■ **RECORDS PROVIDED**:
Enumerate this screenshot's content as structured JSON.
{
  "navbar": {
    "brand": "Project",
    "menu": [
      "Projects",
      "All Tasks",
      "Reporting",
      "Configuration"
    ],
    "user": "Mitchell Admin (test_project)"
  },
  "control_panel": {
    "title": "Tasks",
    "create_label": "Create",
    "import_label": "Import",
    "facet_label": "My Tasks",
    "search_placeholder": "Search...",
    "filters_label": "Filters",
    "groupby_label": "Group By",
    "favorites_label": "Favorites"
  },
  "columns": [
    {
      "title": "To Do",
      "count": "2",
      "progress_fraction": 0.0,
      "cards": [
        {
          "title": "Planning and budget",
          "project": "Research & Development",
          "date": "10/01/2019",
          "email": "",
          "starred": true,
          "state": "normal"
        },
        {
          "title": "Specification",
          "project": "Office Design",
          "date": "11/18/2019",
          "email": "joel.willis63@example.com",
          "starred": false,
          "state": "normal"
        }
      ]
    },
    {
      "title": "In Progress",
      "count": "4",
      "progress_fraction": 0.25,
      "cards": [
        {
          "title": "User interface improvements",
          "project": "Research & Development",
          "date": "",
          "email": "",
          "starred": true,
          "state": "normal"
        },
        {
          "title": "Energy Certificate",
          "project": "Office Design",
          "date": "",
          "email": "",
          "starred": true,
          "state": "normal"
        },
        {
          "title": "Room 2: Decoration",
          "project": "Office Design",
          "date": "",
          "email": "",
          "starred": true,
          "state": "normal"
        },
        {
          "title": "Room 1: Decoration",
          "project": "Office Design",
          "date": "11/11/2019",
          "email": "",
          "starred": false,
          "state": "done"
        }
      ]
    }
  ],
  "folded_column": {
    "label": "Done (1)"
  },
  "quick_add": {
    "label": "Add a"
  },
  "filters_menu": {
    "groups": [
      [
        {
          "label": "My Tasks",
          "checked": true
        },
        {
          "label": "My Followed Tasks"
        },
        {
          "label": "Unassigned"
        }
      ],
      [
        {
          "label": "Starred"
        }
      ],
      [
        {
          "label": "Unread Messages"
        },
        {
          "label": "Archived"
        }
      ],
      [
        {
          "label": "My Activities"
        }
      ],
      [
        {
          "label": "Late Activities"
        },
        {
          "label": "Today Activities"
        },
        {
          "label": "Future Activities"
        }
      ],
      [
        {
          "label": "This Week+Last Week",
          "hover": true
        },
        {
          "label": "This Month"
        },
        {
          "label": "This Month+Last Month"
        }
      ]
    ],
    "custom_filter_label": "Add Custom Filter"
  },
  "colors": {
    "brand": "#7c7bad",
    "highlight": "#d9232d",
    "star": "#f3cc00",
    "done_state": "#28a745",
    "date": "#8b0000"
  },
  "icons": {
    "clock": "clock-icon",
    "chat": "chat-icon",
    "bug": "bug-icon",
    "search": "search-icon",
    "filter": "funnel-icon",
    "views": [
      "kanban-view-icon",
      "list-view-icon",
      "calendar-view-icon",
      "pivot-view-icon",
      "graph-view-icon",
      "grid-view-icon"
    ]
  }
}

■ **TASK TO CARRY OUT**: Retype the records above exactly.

■ **RESULT BELOW**:
Enumerate this screenshot's content as structured JSON.
{
  "navbar": {
    "brand": "Project",
    "menu": [
      "Projects",
      "All Tasks",
      "Reporting",
      "Configuration"
    ],
    "user": "Mitchell Admin (test_project)"
  },
  "control_panel": {
    "title": "Tasks",
    "create_label": "Create",
    "import_label": "Import",
    "facet_label": "My Tasks",
    "search_placeholder": "Search...",
    "filters_label": "Filters",
    "groupby_label": "Group By",
    "favorites_label": "Favorites"
  },
  "columns": [
    {
      "title": "To Do",
      "count": "2",
      "progress_fraction": 0.0,
      "cards": [
        {
          "title": "Planning and budget",
          "project": "Research & Development",
          "date": "10/01/2019",
          "email": "",
          "starred": true,
          "state": "normal"
        },
        {
          "title": "Specification",
          "project": "Office Design",
          "date": "11/18/2019",
          "email": "joel.willis63@example.com",
          "starred": false,
          "state": "normal"
        }
      ]
    },
    {
      "title": "In Progress",
      "count": "4",
      "progress_fraction": 0.25,
      "cards": [
        {
          "title": "User interface improvements",
          "project": "Research & Development",
          "date": "",
          "email": "",
          "starred": true,
          "state": "normal"
        },
        {
          "title": "Energy Certificate",
          "project": "Office Design",
          "date": "",
          "email": "",
          "starred": true,
          "state": "normal"
        },
        {
          "title": "Room 2: Decoration",
          "project": "Office Design",
          "date": "",
          "email": "",
          "starred": true,
          "state": "normal"
        },
        {
          "title": "Room 1: Decoration",
          "project": "Office Design",
          "date": "11/11/2019",
          "email": "",
          "starred": false,
          "state": "done"
        }
      ]
    }
  ],
  "folded_column": {
    "label": "Done (1)"
  },
  "quick_add": {
    "label": "Add a"
  },
  "filters_menu": {
    "groups": [
      [
        {
          "label": "My Tasks",
          "checked": true
        },
        {
          "label": "My Followed Tasks"
        },
        {
          "label": "Unassigned"
        }
      ],
      [
        {
          "label": "Starred"
        }
      ],
      [
        {
          "label": "Unread Messages"
        },
        {
          "label": "Archived"
        }
      ],
      [
        {
          "label": "My Activities"
        }
      ],
      [
        {
          "label": "Late Activities"
        },
        {
          "label": "Today Activities"
        },
        {
          "label": "Future Activities"
        }
      ],
      [
        {
          "label": "This Week+Last Week",
          "hover": true
        },
        {
          "label": "This Month"
        },
        {
          "label": "This Month+Last Month"
        }
      ]
    ],
    "custom_filter_label": "Add Custom Filter"
  },
  "colors": {
    "brand": "#7c7bad",
    "highlight": "#d9232d",
    "star": "#f3cc00",
    "done_state": "#28a745",
    "date": "#8b0000"
  },
  "icons": {
    "clock": "clock-icon",
    "chat": "chat-icon",
    "bug": "bug-icon",
    "search": "search-icon",
    "filter": "funnel-icon",
    "views": [
      "kanban-view-icon",
      "list-view-icon",
      "calendar-view-icon",
      "pivot-view-icon",
      "graph-view-icon",
      "grid-view-icon"
    ]
  }
}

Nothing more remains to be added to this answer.